[[ Task data open ]]
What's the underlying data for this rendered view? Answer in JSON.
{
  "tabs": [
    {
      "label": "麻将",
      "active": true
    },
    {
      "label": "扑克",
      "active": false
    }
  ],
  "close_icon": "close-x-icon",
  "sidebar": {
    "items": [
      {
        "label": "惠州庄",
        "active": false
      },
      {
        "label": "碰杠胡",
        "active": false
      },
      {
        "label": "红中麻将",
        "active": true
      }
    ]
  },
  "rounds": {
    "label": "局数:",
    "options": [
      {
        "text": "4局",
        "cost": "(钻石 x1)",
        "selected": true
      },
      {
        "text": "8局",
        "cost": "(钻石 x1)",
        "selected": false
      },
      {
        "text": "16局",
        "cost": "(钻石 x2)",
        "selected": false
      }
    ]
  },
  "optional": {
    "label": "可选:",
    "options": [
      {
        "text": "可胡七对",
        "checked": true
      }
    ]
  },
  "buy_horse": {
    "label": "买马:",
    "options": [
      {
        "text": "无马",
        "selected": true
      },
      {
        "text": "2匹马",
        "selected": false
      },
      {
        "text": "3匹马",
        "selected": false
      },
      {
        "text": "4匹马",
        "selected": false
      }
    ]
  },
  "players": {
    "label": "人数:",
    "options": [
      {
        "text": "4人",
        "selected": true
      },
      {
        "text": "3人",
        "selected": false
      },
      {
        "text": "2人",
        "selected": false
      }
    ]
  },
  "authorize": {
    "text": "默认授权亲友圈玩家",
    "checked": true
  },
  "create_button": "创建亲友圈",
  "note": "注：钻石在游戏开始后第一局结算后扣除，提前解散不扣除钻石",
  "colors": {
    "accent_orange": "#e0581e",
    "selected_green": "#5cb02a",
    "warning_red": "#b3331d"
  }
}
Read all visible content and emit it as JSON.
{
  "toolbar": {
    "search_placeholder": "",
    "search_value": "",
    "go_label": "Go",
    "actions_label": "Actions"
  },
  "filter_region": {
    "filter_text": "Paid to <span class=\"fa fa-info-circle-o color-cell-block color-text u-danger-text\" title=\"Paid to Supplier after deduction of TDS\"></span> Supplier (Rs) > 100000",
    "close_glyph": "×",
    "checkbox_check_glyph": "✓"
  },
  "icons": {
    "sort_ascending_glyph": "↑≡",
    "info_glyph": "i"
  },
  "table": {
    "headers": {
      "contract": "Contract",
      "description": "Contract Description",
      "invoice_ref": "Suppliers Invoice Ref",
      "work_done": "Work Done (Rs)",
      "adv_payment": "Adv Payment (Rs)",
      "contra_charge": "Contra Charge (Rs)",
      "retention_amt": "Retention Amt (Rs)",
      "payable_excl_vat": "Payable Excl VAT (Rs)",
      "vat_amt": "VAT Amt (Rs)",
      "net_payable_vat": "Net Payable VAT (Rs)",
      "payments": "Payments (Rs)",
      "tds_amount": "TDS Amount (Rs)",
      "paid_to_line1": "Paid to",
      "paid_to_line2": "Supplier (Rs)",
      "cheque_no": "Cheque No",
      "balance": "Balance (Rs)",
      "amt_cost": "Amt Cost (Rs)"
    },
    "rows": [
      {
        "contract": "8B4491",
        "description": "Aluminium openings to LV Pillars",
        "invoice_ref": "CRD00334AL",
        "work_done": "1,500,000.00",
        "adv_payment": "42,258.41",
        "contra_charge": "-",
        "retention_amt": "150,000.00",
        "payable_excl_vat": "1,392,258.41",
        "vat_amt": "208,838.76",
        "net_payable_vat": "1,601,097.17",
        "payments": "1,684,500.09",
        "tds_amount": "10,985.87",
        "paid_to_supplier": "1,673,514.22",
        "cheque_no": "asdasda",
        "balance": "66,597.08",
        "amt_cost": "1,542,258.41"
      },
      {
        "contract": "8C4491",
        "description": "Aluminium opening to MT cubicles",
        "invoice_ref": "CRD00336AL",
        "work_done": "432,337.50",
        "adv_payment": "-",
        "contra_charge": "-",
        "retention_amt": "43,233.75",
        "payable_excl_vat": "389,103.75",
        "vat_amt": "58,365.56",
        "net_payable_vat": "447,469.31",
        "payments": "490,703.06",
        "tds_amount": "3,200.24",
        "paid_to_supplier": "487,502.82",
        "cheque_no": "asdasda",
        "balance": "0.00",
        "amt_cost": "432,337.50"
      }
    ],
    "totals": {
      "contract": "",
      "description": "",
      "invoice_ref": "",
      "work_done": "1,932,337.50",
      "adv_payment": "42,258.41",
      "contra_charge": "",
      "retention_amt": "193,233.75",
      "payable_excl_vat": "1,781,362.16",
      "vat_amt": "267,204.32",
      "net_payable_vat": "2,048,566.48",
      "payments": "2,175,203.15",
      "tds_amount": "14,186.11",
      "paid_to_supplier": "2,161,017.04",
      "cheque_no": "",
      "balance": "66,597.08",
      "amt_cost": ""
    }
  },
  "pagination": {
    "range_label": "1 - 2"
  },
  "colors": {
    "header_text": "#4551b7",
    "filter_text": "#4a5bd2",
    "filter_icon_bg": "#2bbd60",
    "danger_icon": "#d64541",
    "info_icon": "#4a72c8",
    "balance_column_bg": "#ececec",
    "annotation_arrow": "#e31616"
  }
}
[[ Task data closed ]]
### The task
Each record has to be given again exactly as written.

### Solution to this task
What's the underlying data for this rendered view? Answer in JSON.
{
  "tabs": [
    {
      "label": "麻将",
      "active": true
    },
    {
      "label": "扑克",
      "active": false
    }
  ],
  "close_icon": "close-x-icon",
  "sidebar": {
    "items": [
      {
        "label": "惠州庄",
        "active": false
      },
      {
        "label": "碰杠胡",
        "active": false
      },
      {
        "label": "红中麻将",
        "active": true
      }
    ]
  },
  "rounds": {
    "label": "局数:",
    "options": [
      {
        "text": "4局",
        "cost": "(钻石 x1)",
        "selected": true
      },
      {
        "text": "8局",
        "cost": "(钻石 x1)",
        "selected": false
      },
      {
        "text": "16局",
        "cost": "(钻石 x2)",
        "selected": false
      }
    ]
  },
  "optional": {
    "label": "可选:",
    "options": [
      {
        "text": "可胡七对",
        "checked": true
      }
    ]
  },
  "buy_horse": {
    "label": "买马:",
    "options": [
      {
        "text": "无马",
        "selected": true
      },
      {
        "text": "2匹马",
        "selected": false
      },
      {
        "text": "3匹马",
        "selected": false
      },
      {
        "text": "4匹马",
        "selected": false
      }
    ]
  },
  "players": {
    "label": "人数:",
    "options": [
      {
        "text": "4人",
        "selected": true
      },
      {
        "text": "3人",
        "selected": false
      },
      {
        "text": "2人",
        "selected": false
      }
    ]
  },
  "authorize": {
    "text": "默认授权亲友圈玩家",
    "checked": true
  },
  "create_button": "创建亲友圈",
  "note": "注：钻石在游戏开始后第一局结算后扣除，提前解散不扣除钻石",
  "colors": {
    "accent_orange": "#e0581e",
    "selected_green": "#5cb02a",
    "warning_red": "#b3331d"
  }
}
Read all visible content and emit it as JSON.
{
  "toolbar": {
    "search_placeholder": "",
    "search_value": "",
    "go_label": "Go",
    "actions_label": "Actions"
  },
  "filter_region": {
    "filter_text": "Paid to <span class=\"fa fa-info-circle-o color-cell-block color-text u-danger-text\" title=\"Paid to Supplier after deduction of TDS\"></span> Supplier (Rs) > 100000",
    "close_glyph": "×",
    "checkbox_check_glyph": "✓"
  },
  "icons": {
    "sort_ascending_glyph": "↑≡",
    "info_glyph": "i"
  },
  "table": {
    "headers": {
      "contract": "Contract",
      "description": "Contract Description",
      "invoice_ref": "Suppliers Invoice Ref",
      "work_done": "Work Done (Rs)",
      "adv_payment": "Adv Payment (Rs)",
      "contra_charge": "Contra Charge (Rs)",
      "retention_amt": "Retention Amt (Rs)",
      "payable_excl_vat": "Payable Excl VAT (Rs)",
      "vat_amt": "VAT Amt (Rs)",
      "net_payable_vat": "Net Payable VAT (Rs)",
      "payments": "Payments (Rs)",
      "tds_amount": "TDS Amount (Rs)",
      "paid_to_line1": "Paid to",
      "paid_to_line2": "Supplier (Rs)",
      "cheque_no": "Cheque No",
      "balance": "Balance (Rs)",
      "amt_cost": "Amt Cost (Rs)"
    },
    "rows": [
      {
        "contract": "8B4491",
        "description": "Aluminium openings to LV Pillars",
        "invoice_ref": "CRD00334AL",
        "work_done": "1,500,000.00",
        "adv_payment": "42,258.41",
        "contra_charge": "-",
        "retention_amt": "150,000.00",
        "payable_excl_vat": "1,392,258.41",
        "vat_amt": "208,838.76",
        "net_payable_vat": "1,601,097.17",
        "payments": "1,684,500.09",
        "tds_amount": "10,985.87",
        "paid_to_supplier": "1,673,514.22",
        "cheque_no": "asdasda",
        "balance": "66,597.08",
        "amt_cost": "1,542,258.41"
      },
      {
        "contract": "8C4491",
        "description": "Aluminium opening to MT cubicles",
        "invoice_ref": "CRD00336AL",
        "work_done": "432,337.50",
        "adv_payment": "-",
        "contra_charge": "-",
        "retention_amt": "43,233.75",
        "payable_excl_vat": "389,103.75",
        "vat_amt": "58,365.56",
        "net_payable_vat": "447,469.31",
        "payments": "490,703.06",
        "tds_amount": "3,200.24",
        "paid_to_supplier": "487,502.82",
        "cheque_no": "asdasda",
        "balance": "0.00",
        "amt_cost": "432,337.50"
      }
    ],
    "totals": {
      "contract": "",
      "description": "",
      "invoice_ref": "",
      "work_done": "1,932,337.50",
      "adv_payment": "42,258.41",
      "contra_charge": "",
      "retention_amt": "193,233.75",
      "payable_excl_vat": "1,781,362.16",
      "vat_amt": "267,204.32",
      "net_payable_vat": "2,048,566.48",
      "payments": "2,175,203.15",
      "tds_amount": "14,186.11",
      "paid_to_supplier": "2,161,017.04",
      "cheque_no": "",
      "balance": "66,597.08",
      "amt_cost": ""
    }
  },
  "pagination": {
    "range_label": "1 - 2"
  },
  "colors": {
    "header_text": "#4551b7",
    "filter_text": "#4a5bd2",
    "filter_icon_bg": "#2bbd60",
    "danger_icon": "#d64541",
    "info_icon": "#4a72c8",
    "balance_column_bg": "#ececec",
    "annotation_arrow": "#e31616"
  }
}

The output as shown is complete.